The Sun shines because of the process of fusion where four protons fuse to form an alpha particle alpha, two positrons (e+), and two neutrinos v_sub_e, that is, 4p -> alpha + 2e+ + 2v_sub_e. In this fusion process of hydrogen nuclei into helium nuclei, the latter also known as alpha particles, the fusion can be accomplished through two different series of principal reactions: 98.5% of the energy generat ion in the present day Sun comes from the proton-proton chain (p-p chain); 1.5% of the solar energy output is due to the Carbon-Nitrogen-Oxygen cycle (CNO cycle). The p-p chain and the CNO cycle are shown in Table 1-3; there the third column indicates the percentage of the solar terminations of the p-p chain in each reaction. Since the dependence of the energy generation rate Epsilon (compare equation (8)) on the temperature is quite different between p-p chain and CNO cycle, the p-p chain dominates at low temperature (T <= 18 x 106K) and the CNO cycle does not become important until high temperature is reached. At the present stage in the evolution of the Sun, the CNO cycle is believed to play a rather small role in the energy and neutrino production budget (Bahcall 1989).


Table 1-3 Principal reactions of the proton-proton chain and the CNO cycle in the Sun

Number Reaction Termination (%) Neutrino Energy (MeV)

p-p chain
1 p + p -> 2H + e+ + v_sub_e 99.75 0.420 (spectrum)
2 p + e- + p -> 2H + v_sub_e 0.25 1.44 (line)
3 2H + p-> 3He + gamma 100
4 3He 3He -> 4He + 2p 88
5 3He + 4He -> 7Be + gamma 12
6 7Be + e- -> 7Li + v_sub_e 99.98 0.861 (90%)
0.383 (10%)
(both lines)
7 7Li + p -> 24He
8 7Be + p -> 8B + gamma 0.02
9 8B -> 8Be* + e+ + v_sub_e 14.06 (spectrum)
10 8Be* -> 24He
CNO cycle
1 12C + 1H -> 13N + gamma
2 13N -> 13C + e+ + v_sub_e 1.2 (spectrum)
3 13C + 1H -> 14N + gamma
4 14N + 1H -> 15O + gamma
5 15O -> 15N + e+ + v_sub_e 1.7 (spectrum)
6 15N + 1H -> 12C + 4He



    In the first reaction of the p-p chain, a proton decays into a neutron in the immediate vicinity of another proton. The two particles form a heavy variety of hydrogen known as deuterium, along with a positron and an electronneutrino. There is a second reaction in the p-p chain producing deuterium and a neutrino by involving two protons and an electron. This reaction (pep-reaction) is 230 times less likely to occur in the solar core than the first reaction between two protons (pp-reaction). The deuterium nucleus produced in the pp- or pep-reaction fuses with another proton to form helium-3 and a gamma ray. About 88% of the time the p-p chain is completed when two helium-3 nuclei react to form an helium-4 nucleus and two protons, which may return to the beginning of the p-p chain. However, 12% of the time, a helium-3 nucleus fuses with a helium-4 nucleus to produce beryllium-7 and a gamma ray. In turn the beryllium-7 nucleus absorbs an electron and transmutes into lithium-7 and an electronneutrino. Only once for every 5000 completions of the p-p chain, beryllium-7 reacts with a proton to produce boron-8 which immediately decays into two helium-4 nuclei, a positron and an electronneutrino.
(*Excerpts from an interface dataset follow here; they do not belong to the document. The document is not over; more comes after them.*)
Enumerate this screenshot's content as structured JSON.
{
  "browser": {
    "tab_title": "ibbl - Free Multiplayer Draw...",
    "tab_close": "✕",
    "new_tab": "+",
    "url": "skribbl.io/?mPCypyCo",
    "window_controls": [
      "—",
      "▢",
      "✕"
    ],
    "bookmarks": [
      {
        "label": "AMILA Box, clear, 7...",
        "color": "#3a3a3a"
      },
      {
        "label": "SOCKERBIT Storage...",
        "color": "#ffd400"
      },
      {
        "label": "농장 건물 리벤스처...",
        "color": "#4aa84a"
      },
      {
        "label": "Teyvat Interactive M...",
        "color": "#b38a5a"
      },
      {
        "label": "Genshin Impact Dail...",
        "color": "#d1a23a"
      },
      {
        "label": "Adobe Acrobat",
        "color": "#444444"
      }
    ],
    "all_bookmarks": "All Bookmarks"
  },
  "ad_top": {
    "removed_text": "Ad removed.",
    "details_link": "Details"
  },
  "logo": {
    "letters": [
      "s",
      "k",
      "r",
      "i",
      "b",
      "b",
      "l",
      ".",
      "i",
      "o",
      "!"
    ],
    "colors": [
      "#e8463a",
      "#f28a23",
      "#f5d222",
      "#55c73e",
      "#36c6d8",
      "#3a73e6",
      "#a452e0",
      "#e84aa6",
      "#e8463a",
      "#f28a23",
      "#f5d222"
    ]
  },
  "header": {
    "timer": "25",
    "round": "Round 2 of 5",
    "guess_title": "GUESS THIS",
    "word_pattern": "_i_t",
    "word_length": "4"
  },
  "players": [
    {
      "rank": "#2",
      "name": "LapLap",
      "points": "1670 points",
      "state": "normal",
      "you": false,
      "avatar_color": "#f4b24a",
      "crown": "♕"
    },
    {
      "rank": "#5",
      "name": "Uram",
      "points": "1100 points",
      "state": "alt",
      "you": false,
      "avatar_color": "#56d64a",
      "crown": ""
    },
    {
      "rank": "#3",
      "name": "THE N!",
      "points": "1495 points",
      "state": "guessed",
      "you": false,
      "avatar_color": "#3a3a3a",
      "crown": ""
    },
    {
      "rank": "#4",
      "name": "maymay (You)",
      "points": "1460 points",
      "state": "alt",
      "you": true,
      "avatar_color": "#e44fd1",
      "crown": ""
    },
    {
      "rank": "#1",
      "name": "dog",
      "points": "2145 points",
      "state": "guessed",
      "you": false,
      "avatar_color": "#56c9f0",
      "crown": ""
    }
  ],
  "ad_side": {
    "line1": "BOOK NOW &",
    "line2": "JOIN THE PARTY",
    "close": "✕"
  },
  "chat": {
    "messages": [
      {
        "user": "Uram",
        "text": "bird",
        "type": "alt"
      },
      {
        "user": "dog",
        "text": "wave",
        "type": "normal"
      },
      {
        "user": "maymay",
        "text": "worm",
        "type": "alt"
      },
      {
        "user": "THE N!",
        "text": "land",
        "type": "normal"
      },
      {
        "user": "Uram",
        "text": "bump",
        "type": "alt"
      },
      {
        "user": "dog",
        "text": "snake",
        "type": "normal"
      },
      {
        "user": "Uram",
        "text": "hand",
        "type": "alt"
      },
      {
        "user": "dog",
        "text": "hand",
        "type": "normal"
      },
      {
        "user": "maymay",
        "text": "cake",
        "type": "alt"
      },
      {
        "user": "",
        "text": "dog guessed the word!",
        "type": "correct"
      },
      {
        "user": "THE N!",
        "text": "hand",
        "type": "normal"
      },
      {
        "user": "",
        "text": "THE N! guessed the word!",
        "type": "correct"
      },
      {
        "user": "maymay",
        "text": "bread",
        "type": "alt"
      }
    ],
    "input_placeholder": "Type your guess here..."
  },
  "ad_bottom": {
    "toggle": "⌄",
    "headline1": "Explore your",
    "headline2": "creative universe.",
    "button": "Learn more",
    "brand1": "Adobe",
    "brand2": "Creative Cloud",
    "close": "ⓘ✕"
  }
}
    The net result of either the p-p chain or CNO cycle is the production of helium nuclei and minor abundances of heavier elements as 7Be, 7Li, 8Be, 8B (in the case of the p-p chain) or 13N, 14N, 15N (in the case of the CNO cycle). The energy generated by thermonuclear reactions in the form of gamma rays is streaming (actually, diffusing) toward the solar surface, thereby getting scattered, absorbed and reemitted by nuclei and electrons. On their way outward, the high-energy gamma ray is progressively changed to x-ray, to extreme ultraviolet ray, to ultraviolet ray and finally emerges mainly as visible light from the solar surface and radiates into outer space. Only the weakly interacting neutrinos can leave the solar core with almost no interaction with solar matter. However, the chlorine experiment of Davis and collaborators, the Japanese Kamiokande experiment, and the GALLEX experiment at Gran Sasso to detect solar neutrinos show that the Sun emits fewer of these elusive particles than the standard solar model predicts (Iben 1969; Lande 1989; Hirata et al. 1991; Anselmann et al. 1992 a,b). Since the beginning of the 70's this deficit challenges current understanding of solar and neutrino physics and of the process by which the Sun shines. The mystery of the missing solar neutrinos is commonly referred to as the "solar neutrino problem" (Bahcall and Davis 1982).